  88. Thayer, J. F., & Lane, R. D. (2009). Claude Bernard and the heart–brain connection: Further elaboration of a model of neurovisceral integration. Neuroscience and Biobehavioral Reviews, 33(2), 81–88.CrossRefPubMedGoogle Scholar
  89. Toichi, M., & Kamio, Y. (2003). Paradoxical autonomic response to mental tasks in autism. Journal of Autism and Developmental Disorders, 33(4), 417–426.CrossRefPubMedGoogle Scholar
  90. Udupa, K., Sathyaprabha, T. N., Thirthalli, J., Kishore, K. R., Raju, T. R., & Gangadhar, B. N. (2007). Modulation of cardiac autonomic functions in patients with major depression treated with repetitive transcranial magnetic stimulation. Journal of Affective Disorders, 104(1–3), 231–236.CrossRefPubMedGoogle Scholar
  91. Uijtdehaage, S. H., & Thayer, J. F. (2000). Accentuated antagonism in the control of human heart rate. Clinical Autonomic Research, 10(3), 107–110.CrossRefPubMedGoogle Scholar
  92. van Engeland, H. (1984). The electrodermal orienting response to auditive stimuli in autistic children, normal children, mentally retarded children, and child psychiatric patients. Journal of Autism and Developmental Disorders, 14(3), 261–279.CrossRefPubMedGoogle Scholar
  93. Wechsler, D. (2004). Wechsler intelligence scale for children-fourth edition integrated (WISC-IV Integrated). San Antonio, TX: Harcourt.Google Scholar
  94. Yoshida, T., Yoshino, A., Kobayashi, Y., Inoue, M., Kamakura, K., & Nomura, S. (2001). Effects of slow repetitive transcranial magnetic stimulation on heart rate variability according to power spectrum analysis. Journal of the Neurological Sciences, 184(1), 77–80.CrossRefPubMedGoogle Scholar
  95. Zahn, T. P., Rumsey, J. M., & Van Kammen, D. P. (1987). Autonomic nervous system activity in autistic, schizophrenic, and normal men: Effects of stimulus significance. Journal of Abnormal Psychology, 96(2), 135–144.CrossRefPubMedGoogle Scholar

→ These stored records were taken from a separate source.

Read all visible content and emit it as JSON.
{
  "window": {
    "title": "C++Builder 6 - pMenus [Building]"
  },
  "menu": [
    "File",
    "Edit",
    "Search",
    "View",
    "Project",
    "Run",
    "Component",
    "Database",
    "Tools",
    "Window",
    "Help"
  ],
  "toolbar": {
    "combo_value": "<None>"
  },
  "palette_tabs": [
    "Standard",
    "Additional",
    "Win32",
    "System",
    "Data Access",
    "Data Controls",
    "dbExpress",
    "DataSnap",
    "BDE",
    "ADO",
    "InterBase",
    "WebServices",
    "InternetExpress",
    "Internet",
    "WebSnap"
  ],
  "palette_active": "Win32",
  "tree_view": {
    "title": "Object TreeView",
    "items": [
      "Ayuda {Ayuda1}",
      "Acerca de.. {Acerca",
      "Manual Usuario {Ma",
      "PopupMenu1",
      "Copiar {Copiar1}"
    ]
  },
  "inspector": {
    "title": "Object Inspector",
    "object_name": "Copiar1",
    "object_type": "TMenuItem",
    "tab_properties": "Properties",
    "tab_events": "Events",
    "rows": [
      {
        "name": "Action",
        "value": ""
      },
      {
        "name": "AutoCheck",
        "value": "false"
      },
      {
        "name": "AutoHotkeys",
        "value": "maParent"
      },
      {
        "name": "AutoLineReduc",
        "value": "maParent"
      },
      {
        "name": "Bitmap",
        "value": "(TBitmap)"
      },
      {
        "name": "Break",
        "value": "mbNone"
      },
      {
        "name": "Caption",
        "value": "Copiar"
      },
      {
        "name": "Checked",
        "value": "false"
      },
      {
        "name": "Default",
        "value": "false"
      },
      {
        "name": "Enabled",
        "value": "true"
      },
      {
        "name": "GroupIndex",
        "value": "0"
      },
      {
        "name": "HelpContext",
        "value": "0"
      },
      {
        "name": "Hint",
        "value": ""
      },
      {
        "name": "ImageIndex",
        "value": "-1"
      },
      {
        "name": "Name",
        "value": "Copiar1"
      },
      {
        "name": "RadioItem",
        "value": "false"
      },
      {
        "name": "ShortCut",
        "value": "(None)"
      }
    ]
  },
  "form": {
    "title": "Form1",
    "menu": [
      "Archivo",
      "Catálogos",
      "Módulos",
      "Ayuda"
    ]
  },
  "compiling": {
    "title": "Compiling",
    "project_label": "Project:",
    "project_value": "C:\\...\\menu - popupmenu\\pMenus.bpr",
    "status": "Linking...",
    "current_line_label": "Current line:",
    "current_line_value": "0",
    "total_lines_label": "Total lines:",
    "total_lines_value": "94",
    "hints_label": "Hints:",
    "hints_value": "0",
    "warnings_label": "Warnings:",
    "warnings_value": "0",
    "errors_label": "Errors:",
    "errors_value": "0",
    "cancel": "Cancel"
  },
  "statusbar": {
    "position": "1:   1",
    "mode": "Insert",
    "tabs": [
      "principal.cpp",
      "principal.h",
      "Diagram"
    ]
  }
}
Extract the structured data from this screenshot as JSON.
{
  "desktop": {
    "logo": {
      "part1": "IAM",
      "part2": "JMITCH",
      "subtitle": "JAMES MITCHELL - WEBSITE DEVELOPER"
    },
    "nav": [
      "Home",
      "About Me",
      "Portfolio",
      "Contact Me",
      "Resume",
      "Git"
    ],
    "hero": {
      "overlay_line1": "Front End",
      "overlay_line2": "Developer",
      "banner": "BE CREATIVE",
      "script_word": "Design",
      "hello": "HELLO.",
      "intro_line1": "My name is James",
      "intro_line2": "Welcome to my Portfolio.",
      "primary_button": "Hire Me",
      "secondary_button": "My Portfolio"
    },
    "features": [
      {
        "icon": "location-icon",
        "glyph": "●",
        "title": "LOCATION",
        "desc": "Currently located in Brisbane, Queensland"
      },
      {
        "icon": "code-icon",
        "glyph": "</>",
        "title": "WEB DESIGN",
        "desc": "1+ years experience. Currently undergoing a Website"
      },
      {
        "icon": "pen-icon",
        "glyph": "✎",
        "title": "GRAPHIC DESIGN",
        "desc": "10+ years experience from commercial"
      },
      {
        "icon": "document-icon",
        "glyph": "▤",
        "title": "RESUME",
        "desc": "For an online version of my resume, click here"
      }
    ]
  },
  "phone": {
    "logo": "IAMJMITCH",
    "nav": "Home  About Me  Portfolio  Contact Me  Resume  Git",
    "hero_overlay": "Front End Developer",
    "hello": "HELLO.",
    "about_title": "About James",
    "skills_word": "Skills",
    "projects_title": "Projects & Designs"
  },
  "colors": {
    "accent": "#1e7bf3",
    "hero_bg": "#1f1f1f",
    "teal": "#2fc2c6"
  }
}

Copyright information

© Springer Science+Business Media New York 2015

Authors and Affiliations

  • Yao Wang
    • 1
    • 2
  • Marie K. Hensley
    • 1
  • Allan Tasman
    • 1
  • Lonnie Sears
    • 1
  • Manuel F. Casanova
    • 1
  • Estate M. Sokhadze
    • 1
  1. 1.University of LouisvilleLouisvilleUSA
  2. 2.State Key Laboratory of Cognitive Neuroscience and LearningBeijing Normal UniversityBeijingPeople’s Republic of China

Personalised recommendations